Oh it’s huge. I spend most of my day dealing with contracts. Even as an attorney, it’s easy to underestimate the volume of contracts affecting healthcare entities. You have contracts with the employees, with the vendors, leases for the building and the property, etc., all the way down to the contract for water in the water cooler. It’s all done through contracts, and we have to keep track of those. So contract management is crucial.
Did you have an online contract management system before? How were you managing your contracts before Concord?
We did not. Before Concord, contracts were stored in one of several digital repositories, but no management system in place.
So what was your pain point? When did you decide to do something different?
I think the biggest thing was just the need for a central repository. I can start my day by looking at a 10-year lease for a massive corporate building, and end my day with a contract for who is going to mow the lawns there.

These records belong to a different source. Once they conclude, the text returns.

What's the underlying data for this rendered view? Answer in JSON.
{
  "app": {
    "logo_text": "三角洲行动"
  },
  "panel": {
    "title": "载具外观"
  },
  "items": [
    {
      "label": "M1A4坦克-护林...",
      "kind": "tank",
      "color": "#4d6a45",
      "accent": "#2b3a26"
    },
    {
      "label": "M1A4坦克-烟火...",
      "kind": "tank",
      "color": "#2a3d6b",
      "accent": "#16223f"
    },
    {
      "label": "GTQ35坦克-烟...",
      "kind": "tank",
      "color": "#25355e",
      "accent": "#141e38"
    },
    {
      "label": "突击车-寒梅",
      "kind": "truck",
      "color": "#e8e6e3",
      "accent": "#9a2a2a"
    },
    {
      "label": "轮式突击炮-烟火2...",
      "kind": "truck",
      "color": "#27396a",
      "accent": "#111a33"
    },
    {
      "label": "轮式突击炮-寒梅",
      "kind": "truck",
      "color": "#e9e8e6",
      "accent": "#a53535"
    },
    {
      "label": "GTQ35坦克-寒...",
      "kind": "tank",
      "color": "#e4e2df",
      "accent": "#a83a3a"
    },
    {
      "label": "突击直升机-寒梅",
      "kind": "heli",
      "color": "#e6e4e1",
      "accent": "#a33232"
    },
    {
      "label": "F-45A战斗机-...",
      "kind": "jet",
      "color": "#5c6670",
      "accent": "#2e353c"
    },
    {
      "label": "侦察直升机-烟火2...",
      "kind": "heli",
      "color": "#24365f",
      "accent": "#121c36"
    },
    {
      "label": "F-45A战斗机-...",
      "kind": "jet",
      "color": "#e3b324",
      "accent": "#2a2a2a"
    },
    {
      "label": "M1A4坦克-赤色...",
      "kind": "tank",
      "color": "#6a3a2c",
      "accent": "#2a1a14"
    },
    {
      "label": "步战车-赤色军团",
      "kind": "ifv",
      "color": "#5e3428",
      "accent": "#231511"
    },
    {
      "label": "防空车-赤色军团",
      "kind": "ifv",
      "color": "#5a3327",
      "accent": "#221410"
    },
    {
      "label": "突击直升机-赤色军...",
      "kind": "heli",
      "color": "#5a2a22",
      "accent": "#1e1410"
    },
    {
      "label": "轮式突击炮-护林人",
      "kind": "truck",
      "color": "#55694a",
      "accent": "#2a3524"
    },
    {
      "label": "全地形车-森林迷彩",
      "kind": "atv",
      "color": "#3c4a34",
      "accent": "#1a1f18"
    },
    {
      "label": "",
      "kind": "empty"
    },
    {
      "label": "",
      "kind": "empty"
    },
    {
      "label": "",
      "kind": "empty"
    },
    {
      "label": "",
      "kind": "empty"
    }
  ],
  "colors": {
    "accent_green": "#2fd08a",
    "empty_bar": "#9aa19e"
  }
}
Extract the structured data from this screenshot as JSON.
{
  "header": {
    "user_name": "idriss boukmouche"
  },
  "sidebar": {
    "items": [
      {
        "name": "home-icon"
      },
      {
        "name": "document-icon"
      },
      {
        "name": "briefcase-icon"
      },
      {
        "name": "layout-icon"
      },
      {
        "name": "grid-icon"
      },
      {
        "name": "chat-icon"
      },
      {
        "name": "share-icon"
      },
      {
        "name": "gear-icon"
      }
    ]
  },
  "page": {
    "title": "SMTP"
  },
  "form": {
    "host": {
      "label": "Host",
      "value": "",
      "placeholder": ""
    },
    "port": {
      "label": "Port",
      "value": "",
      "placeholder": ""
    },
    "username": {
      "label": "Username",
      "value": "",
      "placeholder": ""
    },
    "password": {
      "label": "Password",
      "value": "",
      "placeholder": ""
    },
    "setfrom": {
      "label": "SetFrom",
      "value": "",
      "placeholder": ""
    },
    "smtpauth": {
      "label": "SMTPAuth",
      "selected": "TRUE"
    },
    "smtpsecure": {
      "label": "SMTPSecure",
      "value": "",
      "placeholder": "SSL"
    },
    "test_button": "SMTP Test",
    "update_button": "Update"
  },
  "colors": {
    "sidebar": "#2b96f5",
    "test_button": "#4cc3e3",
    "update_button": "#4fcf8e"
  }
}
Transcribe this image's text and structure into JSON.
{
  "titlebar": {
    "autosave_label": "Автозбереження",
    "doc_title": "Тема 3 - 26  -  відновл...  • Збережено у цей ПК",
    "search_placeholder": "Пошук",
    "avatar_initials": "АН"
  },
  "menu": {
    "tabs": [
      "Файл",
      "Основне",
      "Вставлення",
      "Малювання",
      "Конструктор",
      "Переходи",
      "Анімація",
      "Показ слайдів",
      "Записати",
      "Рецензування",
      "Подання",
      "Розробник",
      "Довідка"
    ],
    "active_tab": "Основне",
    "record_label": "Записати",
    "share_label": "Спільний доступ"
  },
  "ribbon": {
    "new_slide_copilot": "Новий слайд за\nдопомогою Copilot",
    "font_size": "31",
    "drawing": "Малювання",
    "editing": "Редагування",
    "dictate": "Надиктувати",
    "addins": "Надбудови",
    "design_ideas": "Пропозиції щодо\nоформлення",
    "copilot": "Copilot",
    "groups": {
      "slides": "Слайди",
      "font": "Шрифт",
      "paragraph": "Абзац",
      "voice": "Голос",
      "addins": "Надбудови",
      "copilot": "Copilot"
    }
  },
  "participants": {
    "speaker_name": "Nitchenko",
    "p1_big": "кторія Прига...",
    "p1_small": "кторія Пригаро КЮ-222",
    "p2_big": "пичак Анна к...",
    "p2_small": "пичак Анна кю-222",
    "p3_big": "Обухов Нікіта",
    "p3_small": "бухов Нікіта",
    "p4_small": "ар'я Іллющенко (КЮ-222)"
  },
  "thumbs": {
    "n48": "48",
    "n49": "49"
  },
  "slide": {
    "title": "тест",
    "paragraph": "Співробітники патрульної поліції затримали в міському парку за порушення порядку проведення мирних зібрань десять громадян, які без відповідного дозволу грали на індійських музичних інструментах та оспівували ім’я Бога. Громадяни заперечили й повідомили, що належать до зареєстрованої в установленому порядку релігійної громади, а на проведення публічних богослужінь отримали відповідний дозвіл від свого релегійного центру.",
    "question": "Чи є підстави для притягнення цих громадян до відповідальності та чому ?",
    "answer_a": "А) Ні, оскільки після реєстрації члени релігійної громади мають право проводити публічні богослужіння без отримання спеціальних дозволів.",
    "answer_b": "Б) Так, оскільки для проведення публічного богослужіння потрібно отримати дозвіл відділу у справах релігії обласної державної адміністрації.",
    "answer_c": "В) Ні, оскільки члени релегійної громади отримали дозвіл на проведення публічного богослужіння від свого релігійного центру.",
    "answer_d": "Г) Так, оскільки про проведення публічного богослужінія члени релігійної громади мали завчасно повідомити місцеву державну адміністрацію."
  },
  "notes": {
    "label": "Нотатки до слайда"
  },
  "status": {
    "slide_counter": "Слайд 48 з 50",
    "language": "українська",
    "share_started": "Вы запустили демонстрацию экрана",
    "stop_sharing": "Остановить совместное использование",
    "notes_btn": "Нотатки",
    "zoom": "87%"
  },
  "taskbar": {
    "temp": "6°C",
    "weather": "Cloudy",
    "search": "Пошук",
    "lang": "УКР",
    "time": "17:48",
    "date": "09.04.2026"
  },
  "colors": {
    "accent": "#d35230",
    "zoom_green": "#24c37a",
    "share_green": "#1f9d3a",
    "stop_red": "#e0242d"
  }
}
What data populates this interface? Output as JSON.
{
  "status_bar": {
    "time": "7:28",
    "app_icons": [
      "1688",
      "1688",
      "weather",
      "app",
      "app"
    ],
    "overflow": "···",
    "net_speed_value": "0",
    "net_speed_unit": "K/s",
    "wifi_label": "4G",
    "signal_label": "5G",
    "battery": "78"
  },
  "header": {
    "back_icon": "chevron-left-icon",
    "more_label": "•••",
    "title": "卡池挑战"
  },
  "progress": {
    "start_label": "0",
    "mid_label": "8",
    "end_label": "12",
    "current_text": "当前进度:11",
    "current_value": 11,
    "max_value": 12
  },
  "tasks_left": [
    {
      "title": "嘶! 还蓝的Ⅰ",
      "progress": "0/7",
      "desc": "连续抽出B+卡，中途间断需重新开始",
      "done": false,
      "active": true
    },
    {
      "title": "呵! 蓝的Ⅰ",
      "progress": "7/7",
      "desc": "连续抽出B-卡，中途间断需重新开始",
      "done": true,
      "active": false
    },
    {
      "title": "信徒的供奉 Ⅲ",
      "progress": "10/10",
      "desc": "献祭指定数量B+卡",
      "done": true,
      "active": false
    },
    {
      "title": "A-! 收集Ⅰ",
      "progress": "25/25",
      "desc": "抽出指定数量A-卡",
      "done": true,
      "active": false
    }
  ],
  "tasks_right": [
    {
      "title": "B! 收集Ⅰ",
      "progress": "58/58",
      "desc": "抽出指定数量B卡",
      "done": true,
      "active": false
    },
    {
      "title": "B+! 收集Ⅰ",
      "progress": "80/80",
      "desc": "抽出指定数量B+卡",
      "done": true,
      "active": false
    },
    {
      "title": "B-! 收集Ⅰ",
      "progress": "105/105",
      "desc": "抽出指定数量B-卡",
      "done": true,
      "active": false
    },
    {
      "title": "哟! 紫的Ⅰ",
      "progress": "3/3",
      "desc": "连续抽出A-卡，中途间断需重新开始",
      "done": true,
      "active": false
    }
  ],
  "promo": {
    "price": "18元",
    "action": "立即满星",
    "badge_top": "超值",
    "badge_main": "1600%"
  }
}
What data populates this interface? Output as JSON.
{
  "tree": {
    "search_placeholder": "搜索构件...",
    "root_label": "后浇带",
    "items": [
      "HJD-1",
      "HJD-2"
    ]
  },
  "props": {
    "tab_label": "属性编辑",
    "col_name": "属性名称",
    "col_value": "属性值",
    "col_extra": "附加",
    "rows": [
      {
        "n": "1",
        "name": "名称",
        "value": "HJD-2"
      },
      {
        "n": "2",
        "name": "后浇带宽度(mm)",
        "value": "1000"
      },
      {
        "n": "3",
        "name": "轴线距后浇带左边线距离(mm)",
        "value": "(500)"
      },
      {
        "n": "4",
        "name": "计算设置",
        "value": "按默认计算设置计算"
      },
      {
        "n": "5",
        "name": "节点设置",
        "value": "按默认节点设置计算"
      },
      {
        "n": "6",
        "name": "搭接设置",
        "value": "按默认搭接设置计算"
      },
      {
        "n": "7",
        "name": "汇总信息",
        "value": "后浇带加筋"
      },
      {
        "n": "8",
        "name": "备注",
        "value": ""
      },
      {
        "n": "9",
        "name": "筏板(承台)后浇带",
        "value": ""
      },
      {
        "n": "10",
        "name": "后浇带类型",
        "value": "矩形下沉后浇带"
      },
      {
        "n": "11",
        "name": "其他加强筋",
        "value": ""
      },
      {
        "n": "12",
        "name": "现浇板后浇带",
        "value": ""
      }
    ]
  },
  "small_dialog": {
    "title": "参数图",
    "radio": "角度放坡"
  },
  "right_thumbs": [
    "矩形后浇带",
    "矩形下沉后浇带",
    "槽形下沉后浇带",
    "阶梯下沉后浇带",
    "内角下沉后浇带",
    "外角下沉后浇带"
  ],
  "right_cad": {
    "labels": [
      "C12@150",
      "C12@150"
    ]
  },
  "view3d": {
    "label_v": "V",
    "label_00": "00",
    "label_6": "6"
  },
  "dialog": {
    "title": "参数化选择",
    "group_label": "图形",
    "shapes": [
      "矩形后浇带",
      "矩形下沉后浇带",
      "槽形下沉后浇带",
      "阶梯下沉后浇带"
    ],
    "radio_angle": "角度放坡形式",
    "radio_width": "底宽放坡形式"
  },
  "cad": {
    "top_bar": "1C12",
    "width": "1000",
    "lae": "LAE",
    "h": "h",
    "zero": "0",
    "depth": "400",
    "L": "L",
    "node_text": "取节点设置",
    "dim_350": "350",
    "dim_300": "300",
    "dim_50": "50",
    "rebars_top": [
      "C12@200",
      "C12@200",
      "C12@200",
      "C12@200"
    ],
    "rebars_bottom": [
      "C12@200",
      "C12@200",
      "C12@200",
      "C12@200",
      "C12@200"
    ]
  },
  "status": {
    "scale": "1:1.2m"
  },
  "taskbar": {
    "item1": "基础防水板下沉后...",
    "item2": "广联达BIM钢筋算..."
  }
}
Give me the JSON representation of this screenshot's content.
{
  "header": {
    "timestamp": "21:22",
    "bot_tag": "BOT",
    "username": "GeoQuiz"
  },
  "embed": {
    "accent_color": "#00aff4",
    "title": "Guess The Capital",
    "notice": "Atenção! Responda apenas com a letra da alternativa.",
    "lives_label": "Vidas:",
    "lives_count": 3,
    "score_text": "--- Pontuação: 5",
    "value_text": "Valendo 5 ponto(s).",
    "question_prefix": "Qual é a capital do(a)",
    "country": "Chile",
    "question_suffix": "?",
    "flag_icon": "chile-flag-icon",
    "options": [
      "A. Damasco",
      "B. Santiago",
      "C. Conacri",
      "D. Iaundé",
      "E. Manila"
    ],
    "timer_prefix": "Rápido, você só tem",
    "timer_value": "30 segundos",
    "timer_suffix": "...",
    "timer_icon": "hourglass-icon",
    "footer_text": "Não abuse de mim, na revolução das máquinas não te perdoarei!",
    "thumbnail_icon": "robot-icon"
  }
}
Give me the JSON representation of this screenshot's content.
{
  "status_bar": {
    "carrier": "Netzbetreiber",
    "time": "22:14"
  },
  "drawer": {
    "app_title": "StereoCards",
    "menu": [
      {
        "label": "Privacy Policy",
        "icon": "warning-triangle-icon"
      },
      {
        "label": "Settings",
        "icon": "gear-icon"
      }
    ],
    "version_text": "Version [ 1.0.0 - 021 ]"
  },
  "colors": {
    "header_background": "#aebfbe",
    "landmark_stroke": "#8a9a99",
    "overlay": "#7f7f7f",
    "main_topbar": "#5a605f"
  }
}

So I need to be able to know where all of these agreements are at any point in time so I can properly advise Solaris. That was the turning point. Contracts were retained in several different places and we realized we could better use the time saved by not having to search multiple repositories.
What is your favorite Concord feature?
I think the biggest part is simplicity. There is a point when you have so many bells and whistles that they become just that, and you have to ask yourself how useful is a bell or whistle anyway? Other systems were just too much work to get them to do what we needed.
Do you feel like Concord has helped improve your business processes?
I do. We try to make sure that all contracts get entered into Concord and properly labeled, etc. We try to have it set up so that if the CEO asks for all the contracts between Solaris and a specific company, I just have to call up the tag for that company and everything is there in front of me. And that took all of 30 seconds of my time. Even if they were centrally located, it would take a significant amount of time to go through and pick them all out individually.
Would you recommend Concord to others?
Certainly! With Concord, we have all the features we were looking for— to be able to quickly store and track contracts, which is really important. I think a lot of systems focus heavily on the front-end the drafting and negotiating phase, and I really liked Concord because there are a lot of front-end features that we are using, but we were a lot more concerned with the back end, storing and tracking contracts after they have been created, because that’s when they are effective. Our primary need was to have somewhere that contracts can be cleanly and neatly kept, so they can be easily recalled and referenced as these relationships with these entities move forward.